The boy, from a Roma camp outside the northern Italian city of Asti, died in hospital in the early hours of New Year's Day after a firecracker severely injured his abdomen.
At the same time, the International Organization for the Protection of Animals (OIPA) called for a ban on fireworks in a post showing starling carcasses littering a street in Rome.
“It can be that they died from fear. They can fly up together and knock against each other, or hit windows or electric power lines. Let’s not forget they can also die of heart attacks,” said Loredana Diglio, a spokeswoman for the organisation.
Despite the boy's tragic death, a local ban on personal fireworks displays in Rome, and nationwide lockdown over New Year's Eve meant for an unusually subdued celebrations, with the number of accidents requiring firefighters to be called out was down by two thirds.

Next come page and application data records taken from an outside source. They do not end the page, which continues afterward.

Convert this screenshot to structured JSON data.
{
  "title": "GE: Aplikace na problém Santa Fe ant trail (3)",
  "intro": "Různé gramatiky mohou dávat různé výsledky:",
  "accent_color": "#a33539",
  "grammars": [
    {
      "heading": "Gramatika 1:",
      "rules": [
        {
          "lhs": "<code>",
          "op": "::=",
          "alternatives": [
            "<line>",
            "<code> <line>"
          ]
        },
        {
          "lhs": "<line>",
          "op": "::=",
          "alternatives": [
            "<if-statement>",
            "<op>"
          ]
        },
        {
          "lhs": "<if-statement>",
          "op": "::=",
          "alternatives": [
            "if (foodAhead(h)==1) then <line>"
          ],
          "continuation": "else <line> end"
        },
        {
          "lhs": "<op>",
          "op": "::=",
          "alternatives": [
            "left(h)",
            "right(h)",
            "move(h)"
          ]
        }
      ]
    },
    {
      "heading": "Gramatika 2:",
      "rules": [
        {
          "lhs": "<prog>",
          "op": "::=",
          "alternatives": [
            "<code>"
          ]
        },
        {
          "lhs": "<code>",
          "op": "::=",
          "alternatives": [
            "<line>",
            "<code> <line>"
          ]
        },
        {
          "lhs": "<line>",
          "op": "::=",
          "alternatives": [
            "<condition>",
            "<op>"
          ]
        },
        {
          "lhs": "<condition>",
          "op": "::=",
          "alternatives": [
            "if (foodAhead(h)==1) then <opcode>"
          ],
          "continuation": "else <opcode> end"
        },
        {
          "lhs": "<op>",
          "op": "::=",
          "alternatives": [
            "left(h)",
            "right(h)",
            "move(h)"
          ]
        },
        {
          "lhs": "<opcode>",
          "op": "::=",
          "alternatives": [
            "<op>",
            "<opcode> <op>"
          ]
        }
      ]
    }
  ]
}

Firefighters carried out 229 interventions across Italy over New Year’s Eve, compared with 686 last year, the the department of public security said in over Twitter.
Of the 79 people injured, 23 were hospitalised,
Most of of the call-outs were in Lazio, the region surrounding Rome.
A woman was taken to hospital in Naples after she was hit on the head by a firecracker splinter while taking the rubbish out.
A man in Milan lost two of his fingers in the most serious incident there, while others across Italy reported injuries to their hands and close to their eyes.
Eight of the total injured were children.
OIPA said that the birds dead in the picture appeared to have been killed by a particularly loud display of firecrackers and fireworks in the leafy neighborhood where many of the birds have their nests.